● **EXERCISE INSTRUCTIONS**:
Repeat each line of the data below exactly, but skip the pictures.

● **SUPPLIED RECORDS**:
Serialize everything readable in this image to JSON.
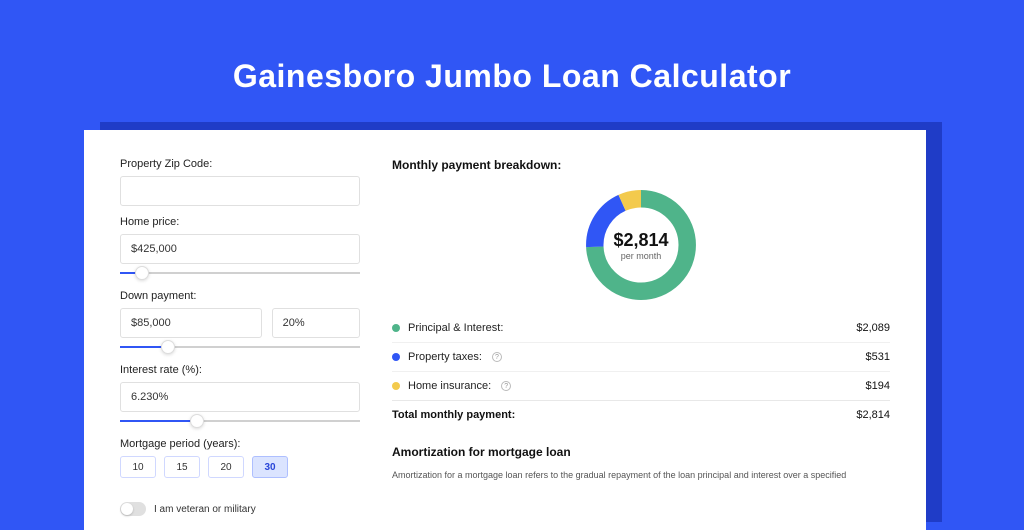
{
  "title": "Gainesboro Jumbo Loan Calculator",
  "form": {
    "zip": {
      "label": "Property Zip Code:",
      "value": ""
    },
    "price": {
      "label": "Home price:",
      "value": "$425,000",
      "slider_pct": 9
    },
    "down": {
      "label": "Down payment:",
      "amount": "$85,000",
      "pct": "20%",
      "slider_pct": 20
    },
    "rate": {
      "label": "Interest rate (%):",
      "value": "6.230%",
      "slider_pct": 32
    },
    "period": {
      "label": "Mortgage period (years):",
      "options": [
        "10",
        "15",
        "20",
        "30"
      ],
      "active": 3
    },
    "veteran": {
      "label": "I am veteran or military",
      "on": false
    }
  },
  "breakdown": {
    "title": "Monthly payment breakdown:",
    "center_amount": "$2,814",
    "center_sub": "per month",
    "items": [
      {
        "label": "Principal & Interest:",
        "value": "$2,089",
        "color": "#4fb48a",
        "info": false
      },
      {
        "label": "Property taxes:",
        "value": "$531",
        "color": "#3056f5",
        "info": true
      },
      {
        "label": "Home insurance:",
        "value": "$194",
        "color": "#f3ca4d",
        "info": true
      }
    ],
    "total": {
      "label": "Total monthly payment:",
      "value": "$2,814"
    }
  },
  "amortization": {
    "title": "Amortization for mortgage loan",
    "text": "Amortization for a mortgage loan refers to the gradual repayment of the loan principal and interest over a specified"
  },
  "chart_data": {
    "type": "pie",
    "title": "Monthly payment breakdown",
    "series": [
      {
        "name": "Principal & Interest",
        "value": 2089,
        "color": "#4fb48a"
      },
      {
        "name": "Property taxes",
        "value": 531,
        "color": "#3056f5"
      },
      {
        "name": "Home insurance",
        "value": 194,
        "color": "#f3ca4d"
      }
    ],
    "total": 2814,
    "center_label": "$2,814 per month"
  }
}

● **EXPECTED OUTPUT**:
Serialize everything readable in this image to JSON.
{
  "title": "Gainesboro Jumbo Loan Calculator",
  "form": {
    "zip": {
      "label": "Property Zip Code:",
      "value": ""
    },
    "price": {
      "label": "Home price:",
      "value": "$425,000",
      "slider_pct": 9
    },
    "down": {
      "label": "Down payment:",
      "amount": "$85,000",
      "pct": "20%",
      "slider_pct": 20
    },
    "rate": {
      "label": "Interest rate (%):",
      "value": "6.230%",
      "slider_pct": 32
    },
    "period": {
      "label": "Mortgage period (years):",
      "options": [
        "10",
        "15",
        "20",
        "30"
      ],
      "active": 3
    },
    "veteran": {
      "label": "I am veteran or military",
      "on": false
    }
  },
  "breakdown": {
    "title": "Monthly payment breakdown:",
    "center_amount": "$2,814",
    "center_sub": "per month",
    "items": [
      {
        "label": "Principal & Interest:",
        "value": "$2,089",
        "color": "#4fb48a",
        "info": false
      },
      {
        "label": "Property taxes:",
        "value": "$531",
        "color": "#3056f5",
        "info": true
      },
      {
        "label": "Home insurance:",
        "value": "$194",
        "color": "#f3ca4d",
        "info": true
      }
    ],
    "total": {
      "label": "Total monthly payment:",
      "value": "$2,814"
    }
  },
  "amortization": {
    "title": "Amortization for mortgage loan",
    "text": "Amortization for a mortgage loan refers to the gradual repayment of the loan principal and interest over a specified"
  },
  "chart_data": {
    "type": "pie",
    "title": "Monthly payment breakdown",
    "series": [
      {
        "name": "Principal & Interest",
        "value": 2089,
        "color": "#4fb48a"
      },
      {
        "name": "Property taxes",
        "value": 531,
        "color": "#3056f5"
      },
      {
        "name": "Home insurance",
        "value": 194,
        "color": "#f3ca4d"
      }
    ],
    "total": 2814,
    "center_label": "$2,814 per month"
  }
}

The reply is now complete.